### [Task statement]
Keep every line of the data below that has the string "nSet" and present those lines.

Items from an interface collection:

>>>>>

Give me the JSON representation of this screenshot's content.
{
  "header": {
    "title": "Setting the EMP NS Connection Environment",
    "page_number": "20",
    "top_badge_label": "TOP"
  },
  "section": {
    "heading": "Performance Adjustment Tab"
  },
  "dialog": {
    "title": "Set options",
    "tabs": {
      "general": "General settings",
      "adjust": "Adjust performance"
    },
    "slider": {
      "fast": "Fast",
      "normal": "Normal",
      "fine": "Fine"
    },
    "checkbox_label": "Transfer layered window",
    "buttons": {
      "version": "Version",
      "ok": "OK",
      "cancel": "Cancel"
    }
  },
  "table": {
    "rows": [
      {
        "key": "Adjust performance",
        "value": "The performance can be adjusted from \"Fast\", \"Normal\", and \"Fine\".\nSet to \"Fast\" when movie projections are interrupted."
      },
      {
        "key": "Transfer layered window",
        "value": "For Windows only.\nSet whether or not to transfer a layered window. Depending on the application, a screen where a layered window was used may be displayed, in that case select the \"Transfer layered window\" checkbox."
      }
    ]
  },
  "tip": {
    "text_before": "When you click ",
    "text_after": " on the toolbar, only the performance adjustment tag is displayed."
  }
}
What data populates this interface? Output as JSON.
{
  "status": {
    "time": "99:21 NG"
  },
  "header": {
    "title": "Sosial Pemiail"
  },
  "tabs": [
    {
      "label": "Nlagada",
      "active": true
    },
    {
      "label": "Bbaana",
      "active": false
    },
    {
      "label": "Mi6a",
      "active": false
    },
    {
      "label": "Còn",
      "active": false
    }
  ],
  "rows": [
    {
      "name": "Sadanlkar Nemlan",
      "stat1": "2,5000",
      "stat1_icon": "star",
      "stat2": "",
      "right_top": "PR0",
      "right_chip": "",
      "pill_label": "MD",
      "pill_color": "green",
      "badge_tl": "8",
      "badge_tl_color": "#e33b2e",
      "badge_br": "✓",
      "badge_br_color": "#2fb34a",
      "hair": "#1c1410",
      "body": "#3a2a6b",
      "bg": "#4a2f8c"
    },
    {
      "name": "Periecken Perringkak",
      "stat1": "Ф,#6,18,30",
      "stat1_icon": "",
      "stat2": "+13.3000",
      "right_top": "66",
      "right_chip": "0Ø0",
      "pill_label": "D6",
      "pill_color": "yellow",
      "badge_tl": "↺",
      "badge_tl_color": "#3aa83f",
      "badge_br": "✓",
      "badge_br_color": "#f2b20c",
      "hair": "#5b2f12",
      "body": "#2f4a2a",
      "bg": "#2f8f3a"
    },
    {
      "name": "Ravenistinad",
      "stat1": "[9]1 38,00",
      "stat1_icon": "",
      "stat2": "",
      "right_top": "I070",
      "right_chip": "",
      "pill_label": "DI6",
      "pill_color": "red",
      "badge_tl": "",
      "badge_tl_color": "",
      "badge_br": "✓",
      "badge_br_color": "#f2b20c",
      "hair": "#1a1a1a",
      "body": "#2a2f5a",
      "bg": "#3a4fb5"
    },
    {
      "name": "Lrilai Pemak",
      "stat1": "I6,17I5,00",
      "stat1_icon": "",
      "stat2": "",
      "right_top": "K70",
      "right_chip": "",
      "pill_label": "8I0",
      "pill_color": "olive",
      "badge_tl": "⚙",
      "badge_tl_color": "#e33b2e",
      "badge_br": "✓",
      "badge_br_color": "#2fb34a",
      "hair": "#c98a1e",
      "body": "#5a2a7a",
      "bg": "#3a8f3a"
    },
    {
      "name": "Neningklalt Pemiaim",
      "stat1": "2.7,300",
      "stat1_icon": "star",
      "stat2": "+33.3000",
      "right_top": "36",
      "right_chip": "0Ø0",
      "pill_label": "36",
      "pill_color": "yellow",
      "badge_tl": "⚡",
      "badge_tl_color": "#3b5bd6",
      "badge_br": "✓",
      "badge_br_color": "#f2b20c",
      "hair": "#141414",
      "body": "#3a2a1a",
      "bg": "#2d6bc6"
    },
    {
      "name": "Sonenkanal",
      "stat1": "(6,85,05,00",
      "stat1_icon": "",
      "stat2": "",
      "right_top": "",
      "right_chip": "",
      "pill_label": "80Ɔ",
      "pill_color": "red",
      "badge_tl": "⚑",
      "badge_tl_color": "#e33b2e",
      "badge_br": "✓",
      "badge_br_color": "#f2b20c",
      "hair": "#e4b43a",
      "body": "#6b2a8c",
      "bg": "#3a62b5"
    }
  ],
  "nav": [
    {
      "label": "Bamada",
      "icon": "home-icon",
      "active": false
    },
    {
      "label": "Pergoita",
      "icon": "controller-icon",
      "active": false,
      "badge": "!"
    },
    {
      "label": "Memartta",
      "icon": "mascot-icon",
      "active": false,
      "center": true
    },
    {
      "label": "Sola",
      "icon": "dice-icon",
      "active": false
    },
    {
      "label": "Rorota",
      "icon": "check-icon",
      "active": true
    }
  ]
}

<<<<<

### [Task output]
        "value": "The performance can be adjusted from \"Fast\", \"Normal\", and \"Fine\".\nSet to \"Fast\" when movie projections are interrupted."
        "value": "For Windows only.\nSet whether or not to transfer a layered window. Depending on the application, a screen where a layered window was used may be displayed, in that case select the \"Transfer layered window\" checkbox."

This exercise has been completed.